After checking out all the rides, I gave Jonas three to choose from.
The first was a "Caterpillar" ride where a top covers the "caterpillar" midway through the duration of the ride.
The second was a crazy-scary looking ride that had two long arms and has four seats at the end of each arm. The arms turn like hands on a clock at a snappy clip, sending the riders upside down and spinning.
And the third ride option was semi-circle seats that twist and turn at mach speed, but don't go upside down.
He opted for the third one, probably because he was too scared to go on the second one and was afraid i'd try something on him when the caterpillar top enclosed us.
The ride was only about five minutes but my jaw and eyes hurt so much from simultaneously laughing and crying so hard. Luckily, I remembered my ride experiences from the carny days and opted NOT to close my eyes.
It may not have been the thrill I had from free-falling when i jumped out of an airplane but it was enough to make the rest of my day pale in comparison.
Wednesday, June 4, 2008
As you may recall, my first one was a self-inflicted bust before it even began since i entered it with the grand idea that I would spend the whole race at the back of the peloton and just "sit in." Well, the accordion effect that's worst at the back snapped me loose after only one hour into the race.
My second race was an "open" mens criterium attended by world champions, belgian champions, U-23 studs and others with impressive legs suited for thoroughbred horses.
The third took place in Holland. It was a criterium event - 42 twisty, turny laps totaling 60km. This time I was smart enough to start near the middle of the field of over 60 riders. My plan worked for the first two minutes. But thanks to my lack of timing, lack of racing rhythm, lack of time spent at the top end of my heart limit, I was back in last place by the end of the first lap.
In addition to the exaggerated accordion effect after every turn, I had to deal with riders in front of me losing contact with the peloton. Every time this happened, i had to sprint around them to re-claim my last place in the peloton.

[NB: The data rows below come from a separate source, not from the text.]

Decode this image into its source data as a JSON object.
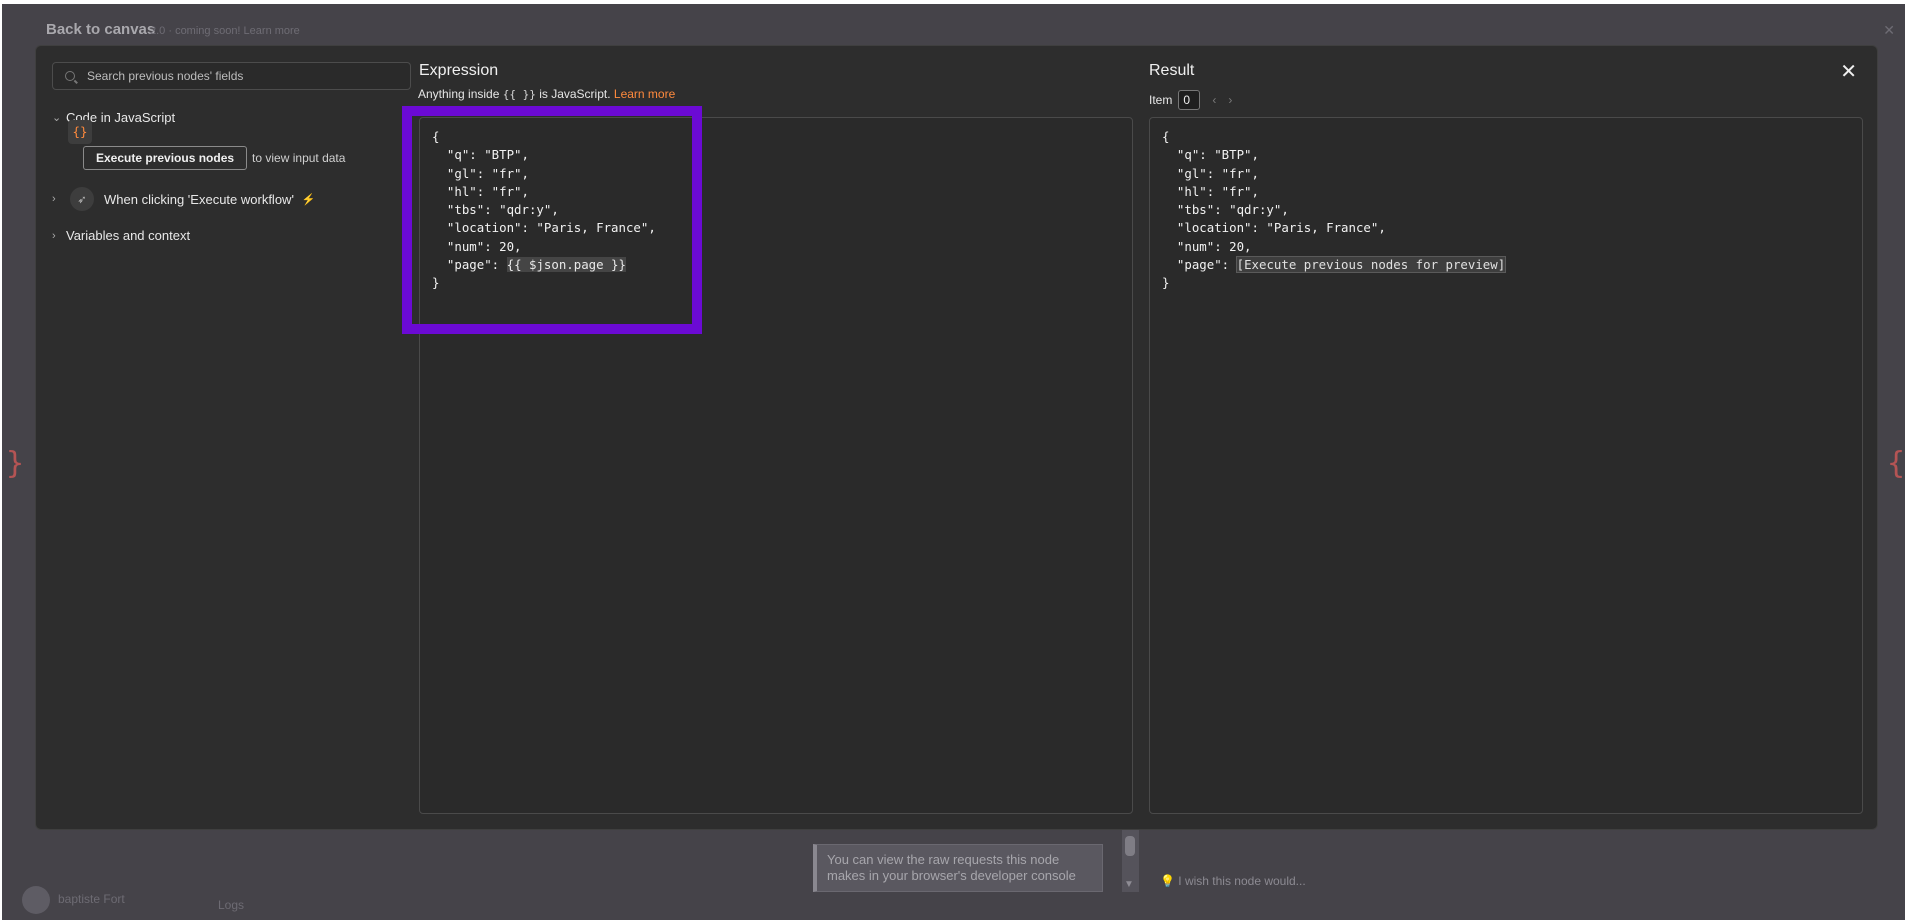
{
  "background": {
    "back_label": "Back to canvas",
    "back_sub": "2.0 · coming soon! Learn more",
    "tip_text": "You can view the raw requests this node makes in your browser's developer console",
    "wish_text": "I wish this node would...",
    "user_name": "baptiste Fort",
    "logs_label": "Logs"
  },
  "search": {
    "placeholder": "Search previous nodes' fields"
  },
  "tree": {
    "node1": {
      "label": "Code in JavaScript",
      "icon": "code-braces-icon"
    },
    "exec_button": "Execute previous nodes",
    "exec_hint": "to view input data",
    "node2": {
      "label": "When clicking 'Execute workflow'",
      "icon": "cursor-icon"
    },
    "node3": {
      "label": "Variables and context"
    }
  },
  "expression": {
    "title": "Expression",
    "sub_prefix": "Anything inside",
    "sub_code": "{{ }}",
    "sub_suffix": "is JavaScript.",
    "learn_more": "Learn more",
    "lines": [
      "{",
      "  \"q\": \"BTP\",",
      "  \"gl\": \"fr\",",
      "  \"hl\": \"fr\",",
      "  \"tbs\": \"qdr:y\",",
      "  \"location\": \"Paris, France\",",
      "  \"num\": 20,"
    ],
    "page_prefix": "  \"page\": ",
    "page_expr": "{{ $json.page }}",
    "closing": "}"
  },
  "result": {
    "title": "Result",
    "item_label": "Item",
    "item_value": "0",
    "lines": [
      "{",
      "  \"q\": \"BTP\",",
      "  \"gl\": \"fr\",",
      "  \"hl\": \"fr\",",
      "  \"tbs\": \"qdr:y\",",
      "  \"location\": \"Paris, France\",",
      "  \"num\": 20,"
    ],
    "page_prefix": "  \"page\": ",
    "page_value": "[Execute previous nodes for preview]",
    "closing": "}"
  },
  "colors": {
    "accent": "#ff8a3d",
    "highlight": "#6b0ad4",
    "panel": "#2d2d2d"
  }
}
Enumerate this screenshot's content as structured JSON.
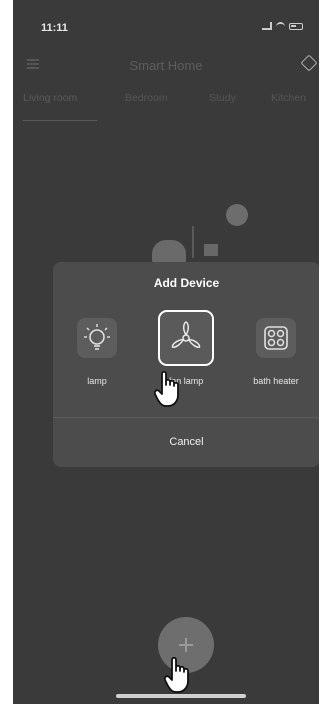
{
  "status_bar": {
    "time": "11:11"
  },
  "header": {
    "title": "Smart Home"
  },
  "tabs": [
    {
      "label": "Living room",
      "active": true
    },
    {
      "label": "Bedroom",
      "active": false
    },
    {
      "label": "Study",
      "active": false
    },
    {
      "label": "Kitchen",
      "active": false
    }
  ],
  "dialog": {
    "title": "Add Device",
    "devices": [
      {
        "label": "lamp",
        "icon": "lightbulb-icon",
        "selected": false
      },
      {
        "label": "fan lamp",
        "icon": "fan-icon",
        "selected": true
      },
      {
        "label": "bath heater",
        "icon": "heater-icon",
        "selected": false
      }
    ],
    "cancel_label": "Cancel"
  },
  "fab": {
    "icon": "plus-icon"
  },
  "colors": {
    "background": "#3a3a3a",
    "dialog": "#4c4c4c",
    "accent": "#ffffff"
  }
}
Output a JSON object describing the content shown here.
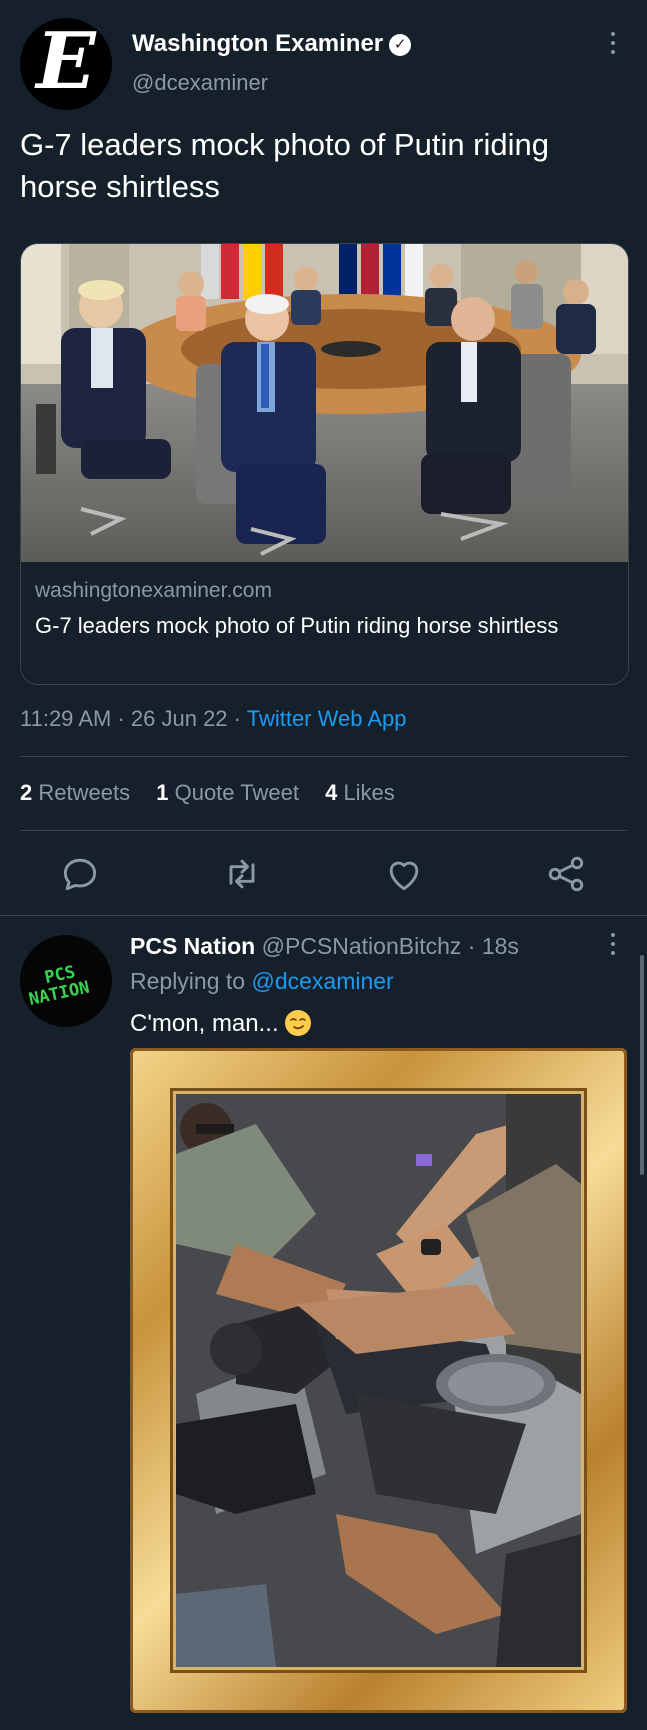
{
  "main_tweet": {
    "author": {
      "name": "Washington Examiner",
      "handle": "@dcexaminer",
      "avatar_letter": "E",
      "verified_icon": "verified-check-icon"
    },
    "text": "G-7 leaders mock photo of Putin riding horse shirtless",
    "card": {
      "domain": "washingtonexaminer.com",
      "title": "G-7 leaders mock photo of Putin riding horse shirtless",
      "image": "photo of G-7 leaders seated at round table"
    },
    "meta": {
      "time": "11:29 AM",
      "separator": "·",
      "date": "26 Jun 22",
      "source": "Twitter Web App"
    },
    "stats": {
      "retweets_count": "2",
      "retweets_label": "Retweets",
      "quotes_count": "1",
      "quotes_label": "Quote Tweet",
      "likes_count": "4",
      "likes_label": "Likes"
    },
    "actions": [
      "reply-icon",
      "retweet-icon",
      "like-icon",
      "share-icon"
    ]
  },
  "reply": {
    "author": {
      "name": "PCS Nation",
      "handle": "@PCSNationBitchz",
      "time": "· 18s",
      "avatar_text_line1": "PCS",
      "avatar_text_line2": "NATION"
    },
    "replying_prefix": "Replying to",
    "replying_to": "@dcexaminer",
    "text": "C'mon, man...",
    "emoji": "smirking-face-emoji",
    "image": "photo in ornate gold frame"
  },
  "colors": {
    "background": "#15202b",
    "muted": "#8b98a5",
    "link": "#1d9bf0",
    "border": "#38444d",
    "pcs_green": "#39d353"
  }
}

One of these attempts to reattach to the peloton just about killed my race! I had to chase for a whole lap. Even though each lap was only a couple of minutes, in those two minutes I went through intense HELL! While cruising behind the peloton at an average race speed of 39kph, my body was in pain, my mind was in shock - it was so easy - and so tempting - to quit at that moment.
But then i thought about how i'd feel if i quit AND how much gas money would be wasted (keep in mind, our automobile fuel is not subsidized by the government. It costs 1.58 euros per liter here.) I never worked so hard for last place in my life!!
While I was in the back praying to the criterium gods to keep me in contact with the peloton while my body adjusts to racing again, a group of ten gals went off the front. This group contained the eventual winner - Cyclo-Cross Extraordinaire Reza Holmes-Ravenstijn.
Finally after about twenty laps solidly in last place, my racing sensations returned. My timing out of turns improved, I started to look for opportunities to move up in the pack. Even my legs recovered from the racing shock and started to feel spunky again. I made the switch from reacting to moves to anticipating the race. As my coach puts it, I raced the race i was in. I felt like a bike racer again.
On the last lap, I moved to the front of what was left of the peloton so I could enter the technical S-turns safely. Well the gals let me hang out in the front for almost the rest of the last lap. Going into the final straightaway they all swarmed around me. Last again. I finished 21st out of 21 finishers. (the other 40+ racers were dropped and pulled out of the race.)
I may not have won the race but i did get some valuable racing rhythm which will prepare me for this weekend's back-to-back racing. As goofy as it sounds, I just can't wait to race again!
Afterwards, we drove over to the Westerschelde (a really wide river that empties into the North Sea) for a picnic. While enjoying our pasta, salad and wine we watched the birds play in the wind and even saw what looked like a pirate sailboat.